Indeed, it seems like multiplier madness is sweeping the nation, with Keynesian economic theory dominating political and mainstream economic thought once again.
With so many experts placing so much at stake on the basis of this theory, the multiplier must be a sound foundation for public policy, right?
As economic journalist Henry Hazlitt stated in his 1959 book, The Failure of the 'New Economics', "There are, in fact, so many things wrong with the multiplier concept that it is hard to know where to begin in dealing with them."
For starters, the amount of government spending is not taken into consideration when calculating the multiplier. As Hazlitt noted, "the amount of investment, as such, appears to be irrelevant to the mathematics of the multiplier or the reasoning on which it rests."
Do you really think twenty dollars of government spending will have the same impact per dollar as $20 billion, or $20 trillion? Believers in multiplier magic do.
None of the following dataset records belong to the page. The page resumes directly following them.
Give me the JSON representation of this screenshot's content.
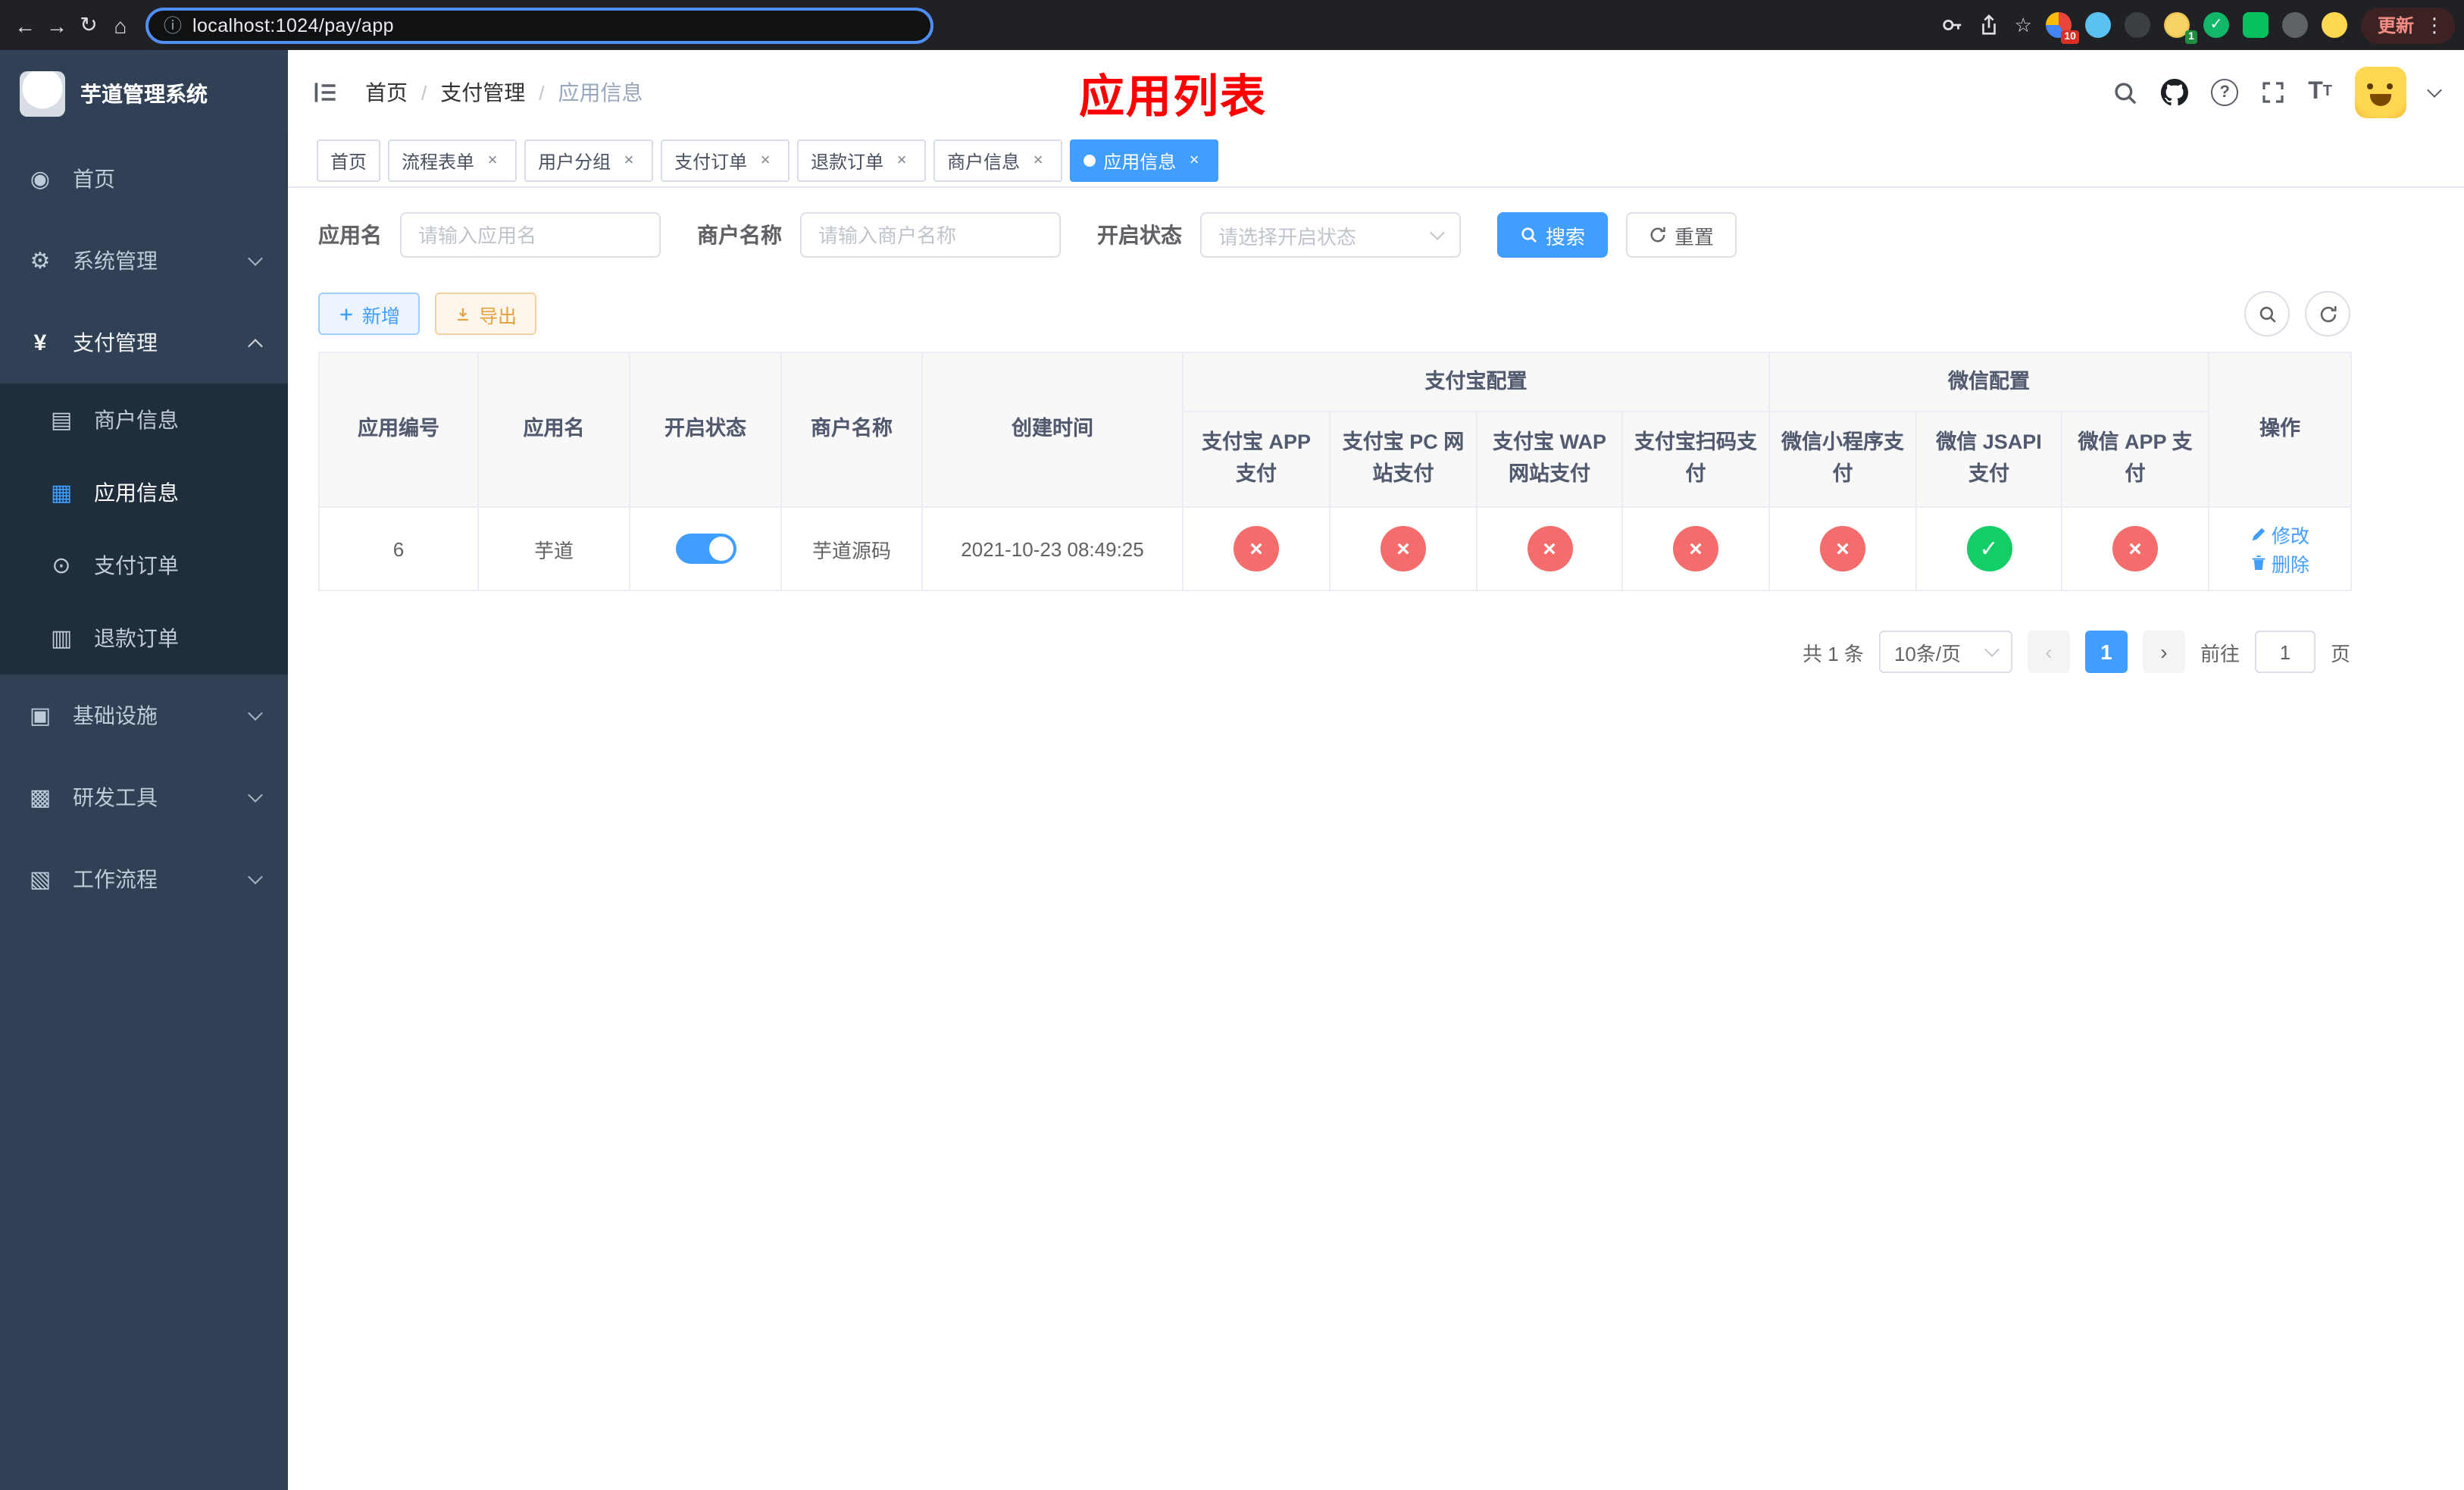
{
  "browser": {
    "url": "localhost:1024/pay/app",
    "update_label": "更新",
    "ext_badge_1": "10",
    "ext_badge_2": "1"
  },
  "sidebar": {
    "app_title": "芋道管理系统",
    "items": [
      {
        "label": "首页"
      },
      {
        "label": "系统管理"
      },
      {
        "label": "支付管理"
      },
      {
        "label": "基础设施"
      },
      {
        "label": "研发工具"
      },
      {
        "label": "工作流程"
      }
    ],
    "pay_children": [
      {
        "label": "商户信息"
      },
      {
        "label": "应用信息"
      },
      {
        "label": "支付订单"
      },
      {
        "label": "退款订单"
      }
    ]
  },
  "header": {
    "breadcrumb": [
      "首页",
      "支付管理",
      "应用信息"
    ],
    "page_title": "应用列表"
  },
  "tabs": [
    {
      "label": "首页"
    },
    {
      "label": "流程表单"
    },
    {
      "label": "用户分组"
    },
    {
      "label": "支付订单"
    },
    {
      "label": "退款订单"
    },
    {
      "label": "商户信息"
    },
    {
      "label": "应用信息"
    }
  ],
  "filters": {
    "app_name_label": "应用名",
    "app_name_placeholder": "请输入应用名",
    "merchant_label": "商户名称",
    "merchant_placeholder": "请输入商户名称",
    "status_label": "开启状态",
    "status_placeholder": "请选择开启状态",
    "search_button": "搜索",
    "reset_button": "重置"
  },
  "toolbar": {
    "add_button": "新增",
    "export_button": "导出"
  },
  "table": {
    "group_headers": {
      "alipay": "支付宝配置",
      "wechat": "微信配置"
    },
    "columns": [
      "应用编号",
      "应用名",
      "开启状态",
      "商户名称",
      "创建时间",
      "支付宝 APP 支付",
      "支付宝 PC 网站支付",
      "支付宝 WAP 网站支付",
      "支付宝扫码支付",
      "微信小程序支付",
      "微信 JSAPI 支付",
      "微信 APP 支付",
      "操作"
    ],
    "rows": [
      {
        "id": "6",
        "name": "芋道",
        "enabled": true,
        "merchant": "芋道源码",
        "created": "2021-10-23 08:49:25",
        "configs": [
          "no",
          "no",
          "no",
          "no",
          "no",
          "yes",
          "no"
        ],
        "edit_label": "修改",
        "delete_label": "删除"
      }
    ]
  },
  "pagination": {
    "total": "共 1 条",
    "page_size": "10条/页",
    "current_page": "1",
    "goto_label": "前往",
    "goto_value": "1",
    "page_suffix": "页"
  },
  "colors": {
    "primary": "#409eff",
    "success": "#13ce66",
    "danger": "#f56c6c",
    "warning": "#e6a23c",
    "title_red": "#ff0000",
    "sidebar_bg": "#304156",
    "submenu_bg": "#1f2d3d"
  }
}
Furthermore, consider that statistical models designed to calculate such multiplier effects suffer from what Nobel Prize winning economist F.A. Hayek described as the "Pretence of Knowledge" in the title of his Nobel lecture. Hayek warned other economists against the use of mathematical techniques to determine "quantitative or numerical constants" regarding the "study of such complex phenomena as the market." Efforts to do so can be harmful because they "proceed on the fiction that the factors which they can measure are the only ones that are relevant." Hayek's warning can be applied to the multiplier in two specific ways.
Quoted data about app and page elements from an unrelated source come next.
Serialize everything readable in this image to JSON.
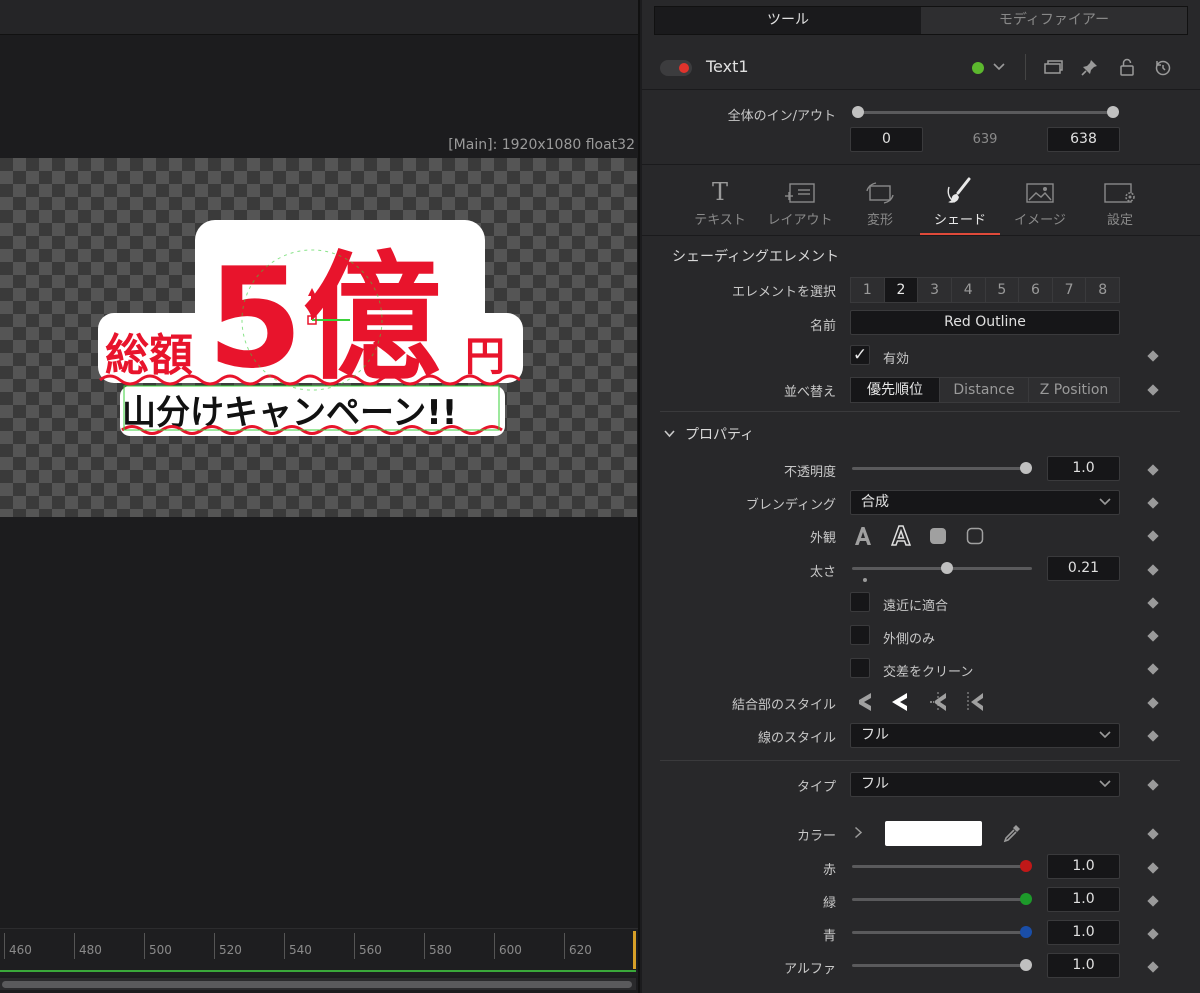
{
  "viewer": {
    "resolution_label": "[Main]: 1920x1080 float32",
    "timeline_ticks": [
      "460",
      "480",
      "500",
      "520",
      "540",
      "560",
      "580",
      "600",
      "620"
    ],
    "title_art": {
      "big_text": "5億",
      "left_text": "総額",
      "right_text": "円",
      "bottom_text": "山分けキャンペーン!!"
    }
  },
  "inspector": {
    "tabs": [
      {
        "label": "ツール",
        "active": true
      },
      {
        "label": "モディファイアー",
        "active": false
      }
    ],
    "node": {
      "name": "Text1",
      "color": "#5cb82e"
    },
    "global_inout": {
      "label": "全体のイン/アウト",
      "in": "0",
      "mid": "639",
      "out": "638"
    },
    "subtabs": [
      {
        "label": "テキスト",
        "icon": "text-t-icon"
      },
      {
        "label": "レイアウト",
        "icon": "layout-icon"
      },
      {
        "label": "変形",
        "icon": "transform-icon"
      },
      {
        "label": "シェード",
        "icon": "brush-icon",
        "active": true
      },
      {
        "label": "イメージ",
        "icon": "image-icon"
      },
      {
        "label": "設定",
        "icon": "settings-icon"
      }
    ],
    "shading": {
      "section_title": "シェーディングエレメント",
      "select_label": "エレメントを選択",
      "elements": [
        "1",
        "2",
        "3",
        "4",
        "5",
        "6",
        "7",
        "8"
      ],
      "active_element": "2",
      "name_label": "名前",
      "name_value": "Red Outline",
      "enabled_label": "有効",
      "enabled": true,
      "sort_label": "並べ替え",
      "sort_options": [
        "優先順位",
        "Distance",
        "Z Position"
      ],
      "sort_active": "優先順位"
    },
    "properties": {
      "header": "プロパティ",
      "opacity_label": "不透明度",
      "opacity": "1.0",
      "blending_label": "ブレンディング",
      "blending": "合成",
      "appearance_label": "外観",
      "thickness_label": "太さ",
      "thickness": "0.21",
      "adapt_label": "遠近に適合",
      "outside_label": "外側のみ",
      "clean_label": "交差をクリーン",
      "join_label": "結合部のスタイル",
      "line_style_label": "線のスタイル",
      "line_style": "フル"
    },
    "fill": {
      "type_label": "タイプ",
      "type": "フル",
      "color_label": "カラー",
      "swatch_color": "#ffffff",
      "red_label": "赤",
      "red": "1.0",
      "green_label": "緑",
      "green": "1.0",
      "blue_label": "青",
      "blue": "1.0",
      "alpha_label": "アルファ",
      "alpha": "1.0"
    }
  }
}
First, the opportunity cost of government "stimulus" spending can not be captured by multiplier models. In other words, nobody can ever know what entrepreneurial endeavors would have been created if a portion of available resources wasn't already tied up in government-financed projects. There's no telling the income and job growth that would have been created if the private sector were utilizing those resources for wealth-generating opportunities. The productivity lost is noticeably absent from multiplier calculations. But just because it can't be measured makes the lost productivity no less real.
Secondly, calculations of the multiplier are filled with data based on past behavior. Human beings, however, are not robots. The future decisions of millions of individuals within the marketplace as a response to massive government spending can not be predicted with computer-like precision. Any attempt to place billions of taxpayer dollars at risk based on such flawed predictions is foolhardy and irresponsible.
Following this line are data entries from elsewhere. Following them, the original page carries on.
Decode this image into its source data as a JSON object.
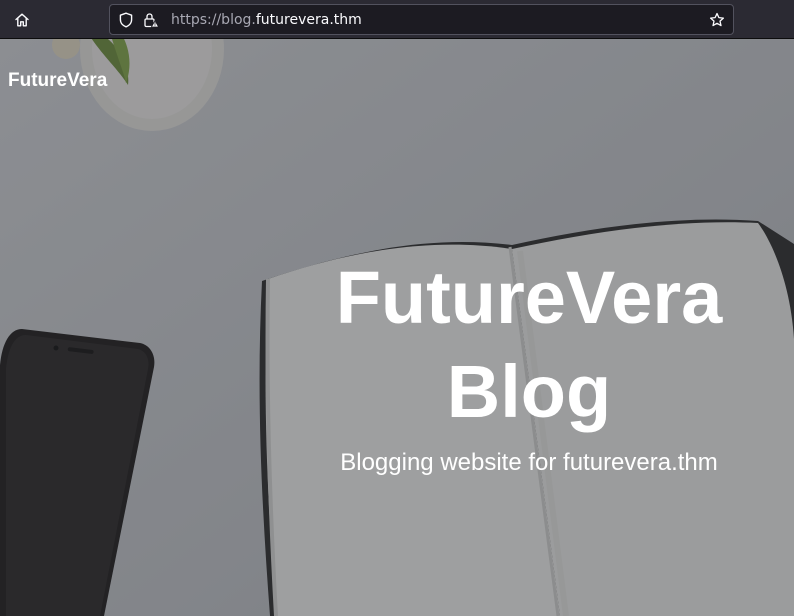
{
  "browser": {
    "url_prefix": "https://blog.",
    "url_domain": "futurevera.thm",
    "icons": [
      "home-icon",
      "shield-icon",
      "lock-warning-icon",
      "star-icon"
    ]
  },
  "site": {
    "logo": "FutureVera",
    "hero_title_line1": "FutureVera",
    "hero_title_line2": "Blog",
    "hero_subtitle": "Blogging website for futurevera.thm"
  },
  "colors": {
    "toolbar": "#2b2a33",
    "urlbar": "#1c1b22",
    "hero_text": "#ffffff"
  }
}
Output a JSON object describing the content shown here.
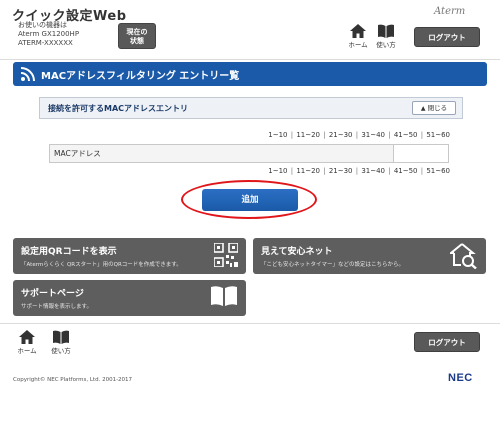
{
  "header": {
    "app_title": "クイック設定Web",
    "device_lines": [
      "お使いの機器は",
      "Aterm GX1200HP",
      "ATERM-XXXXXX"
    ],
    "status_button": [
      "現在の",
      "状態"
    ],
    "brand": "Aterm",
    "home_label": "ホーム",
    "help_label": "使い方",
    "logout_label": "ログアウト"
  },
  "page": {
    "title": "MACアドレスフィルタリング エントリー覧"
  },
  "section": {
    "title": "接続を許可するMACアドレスエントリ",
    "close_label": "閉じる"
  },
  "pager": [
    "1~10",
    "11~20",
    "21~30",
    "31~40",
    "41~50",
    "51~60"
  ],
  "table": {
    "header": "MACアドレス"
  },
  "add_button": "追加",
  "cards": {
    "qr": {
      "title": "設定用QRコードを表示",
      "subtitle": "「Atermらくらく QRスタート」用のQRコードを作成できます。"
    },
    "safety": {
      "title": "見えて安心ネット",
      "subtitle": "「こども安心ネットタイマー」などの設定はこちらから。"
    },
    "support": {
      "title": "サポートページ",
      "subtitle": "サポート情報を表示します。"
    }
  },
  "footer": {
    "home_label": "ホーム",
    "help_label": "使い方",
    "logout_label": "ログアウト",
    "copyright": "Copyright© NEC Platforms, Ltd. 2001-2017",
    "brand": "NEC"
  },
  "colors": {
    "primary": "#1a5aa8",
    "dark_button": "#595959",
    "highlight": "#e0161b"
  },
  "icons": {
    "wifi": "wifi-icon",
    "home": "home-icon",
    "help": "book-icon",
    "qr": "qr-code-icon",
    "safety": "house-search-icon",
    "support": "book-icon"
  }
}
And finally, what can the multiplier tell us about long-term effects of government "stimulus" spending?
Even multiplier advocates admit any potential job and income effects of government construction projects are a one-time, temporary change lasting only as long as the project itself. What the multiplier will not reveal is the reallocation of resources that will be necessary after the dust settles. Resources that were employed supporting the government projects, both directly and indirectly, will need to be redirected by the private sector.
Necessary during this reshuffling period will be a loss of jobs and a time of idle resources. It will take time for the construction workers, tractors, cranes and countless other resources to be put to use in new combinations and locations by various entrepreneurs attempting to respond to new and changing consumer needs. Likewise, the additional waiters, grocery clerks and other workers that were hired in response to the temporary influx of money into the local economies hosting the public projects will find themselves unemployed. The short-term activity created by government projects will thus be followed by a rise in unemployment and reduction in output.
It is disappointing that such a flawed concept as the multiplier has once again captured the imagination of policymakers nationwide. Unfortunately, just like when a carnival magician produces a quarter from behind a child's ear, the "magic" of the multiplier is mere illusion.
Brian Balfour is a policy analyst with the Civitas Institute in Raleigh, NC (www.nccivitas.org)